▶ **What the exercise asks**: Check every line below for the word "left" and show those that hold it.

(Exercise inputs begins)

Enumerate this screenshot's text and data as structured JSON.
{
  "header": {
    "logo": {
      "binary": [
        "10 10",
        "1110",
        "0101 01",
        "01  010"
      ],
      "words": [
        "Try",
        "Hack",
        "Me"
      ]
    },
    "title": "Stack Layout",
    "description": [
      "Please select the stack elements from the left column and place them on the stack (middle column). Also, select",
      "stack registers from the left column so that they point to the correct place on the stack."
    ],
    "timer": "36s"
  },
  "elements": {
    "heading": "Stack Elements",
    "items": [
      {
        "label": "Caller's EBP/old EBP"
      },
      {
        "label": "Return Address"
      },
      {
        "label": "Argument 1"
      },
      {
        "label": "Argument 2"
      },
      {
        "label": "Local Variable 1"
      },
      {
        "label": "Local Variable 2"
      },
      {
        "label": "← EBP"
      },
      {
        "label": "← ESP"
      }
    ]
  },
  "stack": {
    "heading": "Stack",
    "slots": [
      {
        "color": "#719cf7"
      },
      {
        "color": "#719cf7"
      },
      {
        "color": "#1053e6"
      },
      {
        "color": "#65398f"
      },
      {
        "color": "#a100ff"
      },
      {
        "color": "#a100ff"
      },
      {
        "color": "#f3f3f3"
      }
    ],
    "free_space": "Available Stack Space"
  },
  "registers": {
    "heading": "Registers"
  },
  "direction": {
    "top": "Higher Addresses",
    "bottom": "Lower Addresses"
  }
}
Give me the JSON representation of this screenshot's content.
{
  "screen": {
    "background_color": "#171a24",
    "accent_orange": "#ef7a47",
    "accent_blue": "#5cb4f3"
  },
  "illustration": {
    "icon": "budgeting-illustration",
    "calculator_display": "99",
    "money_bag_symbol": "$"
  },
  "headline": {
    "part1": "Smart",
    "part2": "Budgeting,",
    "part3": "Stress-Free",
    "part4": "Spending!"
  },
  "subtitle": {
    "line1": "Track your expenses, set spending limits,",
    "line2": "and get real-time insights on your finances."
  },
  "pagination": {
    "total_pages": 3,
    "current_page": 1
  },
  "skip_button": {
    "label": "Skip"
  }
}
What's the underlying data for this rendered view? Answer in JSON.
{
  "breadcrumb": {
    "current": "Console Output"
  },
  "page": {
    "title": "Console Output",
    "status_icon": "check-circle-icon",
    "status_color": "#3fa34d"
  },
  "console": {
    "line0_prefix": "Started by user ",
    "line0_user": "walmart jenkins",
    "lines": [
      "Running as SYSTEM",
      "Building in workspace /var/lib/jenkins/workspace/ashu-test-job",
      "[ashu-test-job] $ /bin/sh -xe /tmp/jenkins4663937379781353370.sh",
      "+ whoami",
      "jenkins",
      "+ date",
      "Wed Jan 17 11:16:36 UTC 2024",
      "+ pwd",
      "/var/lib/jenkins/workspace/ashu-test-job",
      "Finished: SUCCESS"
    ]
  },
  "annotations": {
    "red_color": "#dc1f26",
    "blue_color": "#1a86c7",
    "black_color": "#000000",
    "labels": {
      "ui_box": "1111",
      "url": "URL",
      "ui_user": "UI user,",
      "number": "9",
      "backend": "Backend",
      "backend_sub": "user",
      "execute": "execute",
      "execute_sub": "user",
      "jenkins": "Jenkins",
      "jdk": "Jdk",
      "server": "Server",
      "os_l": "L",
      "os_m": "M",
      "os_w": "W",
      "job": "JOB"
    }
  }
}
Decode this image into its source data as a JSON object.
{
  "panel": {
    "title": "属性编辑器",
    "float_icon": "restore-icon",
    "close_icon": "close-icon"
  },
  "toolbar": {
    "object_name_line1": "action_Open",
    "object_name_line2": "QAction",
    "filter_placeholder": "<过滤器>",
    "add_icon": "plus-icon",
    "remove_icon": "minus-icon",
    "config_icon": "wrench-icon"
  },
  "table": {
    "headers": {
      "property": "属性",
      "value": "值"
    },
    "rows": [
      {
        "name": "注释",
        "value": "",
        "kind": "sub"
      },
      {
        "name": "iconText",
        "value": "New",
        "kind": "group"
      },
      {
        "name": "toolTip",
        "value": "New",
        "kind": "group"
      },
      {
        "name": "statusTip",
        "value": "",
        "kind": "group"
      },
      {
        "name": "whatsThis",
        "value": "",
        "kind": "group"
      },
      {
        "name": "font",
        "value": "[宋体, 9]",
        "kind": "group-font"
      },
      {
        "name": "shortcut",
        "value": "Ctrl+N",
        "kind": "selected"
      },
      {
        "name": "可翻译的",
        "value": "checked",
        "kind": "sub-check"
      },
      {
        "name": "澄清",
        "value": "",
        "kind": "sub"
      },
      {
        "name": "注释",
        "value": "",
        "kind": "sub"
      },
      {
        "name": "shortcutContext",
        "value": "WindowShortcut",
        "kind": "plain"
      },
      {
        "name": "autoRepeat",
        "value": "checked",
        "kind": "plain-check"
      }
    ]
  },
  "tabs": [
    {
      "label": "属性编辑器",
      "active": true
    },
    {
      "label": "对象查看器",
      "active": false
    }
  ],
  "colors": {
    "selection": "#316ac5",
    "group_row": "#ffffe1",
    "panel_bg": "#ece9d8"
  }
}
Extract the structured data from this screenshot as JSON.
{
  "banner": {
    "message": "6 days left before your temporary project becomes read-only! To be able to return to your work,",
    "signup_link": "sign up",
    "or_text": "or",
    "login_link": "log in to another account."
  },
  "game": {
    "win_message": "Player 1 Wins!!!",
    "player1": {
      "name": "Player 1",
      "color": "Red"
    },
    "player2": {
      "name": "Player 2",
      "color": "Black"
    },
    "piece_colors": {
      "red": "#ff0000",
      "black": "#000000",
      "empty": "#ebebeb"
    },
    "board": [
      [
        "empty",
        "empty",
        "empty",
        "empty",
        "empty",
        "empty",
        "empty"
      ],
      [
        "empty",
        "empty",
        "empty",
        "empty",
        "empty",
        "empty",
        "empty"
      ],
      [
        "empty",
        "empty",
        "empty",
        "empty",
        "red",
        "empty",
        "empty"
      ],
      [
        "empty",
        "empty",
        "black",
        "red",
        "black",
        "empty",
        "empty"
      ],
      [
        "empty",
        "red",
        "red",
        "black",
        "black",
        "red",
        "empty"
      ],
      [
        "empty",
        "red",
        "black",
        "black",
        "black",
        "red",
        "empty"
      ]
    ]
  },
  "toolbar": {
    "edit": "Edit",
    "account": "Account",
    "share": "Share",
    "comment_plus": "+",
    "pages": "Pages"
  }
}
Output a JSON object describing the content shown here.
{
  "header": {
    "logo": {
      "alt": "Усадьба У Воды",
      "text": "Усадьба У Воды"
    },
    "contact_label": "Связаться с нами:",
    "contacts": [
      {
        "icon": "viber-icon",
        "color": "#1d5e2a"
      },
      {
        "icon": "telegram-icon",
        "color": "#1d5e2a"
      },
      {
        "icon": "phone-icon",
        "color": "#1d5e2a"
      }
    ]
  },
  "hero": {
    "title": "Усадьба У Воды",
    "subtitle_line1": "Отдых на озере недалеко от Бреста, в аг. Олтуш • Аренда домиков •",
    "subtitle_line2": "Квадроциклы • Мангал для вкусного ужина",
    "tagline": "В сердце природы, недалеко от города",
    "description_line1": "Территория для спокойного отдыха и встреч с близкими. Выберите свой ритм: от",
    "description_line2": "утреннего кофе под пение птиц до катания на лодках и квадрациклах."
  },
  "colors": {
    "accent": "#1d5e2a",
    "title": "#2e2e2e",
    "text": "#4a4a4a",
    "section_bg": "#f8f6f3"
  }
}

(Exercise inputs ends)

▶ **Written response**:
      "Please select the stack elements from the left column and place them on the stack (middle column). Also, select",
      "stack registers from the left column so that they point to the correct place on the stack."
    "message": "6 days left before your temporary project becomes read-only! To be able to return to your work,",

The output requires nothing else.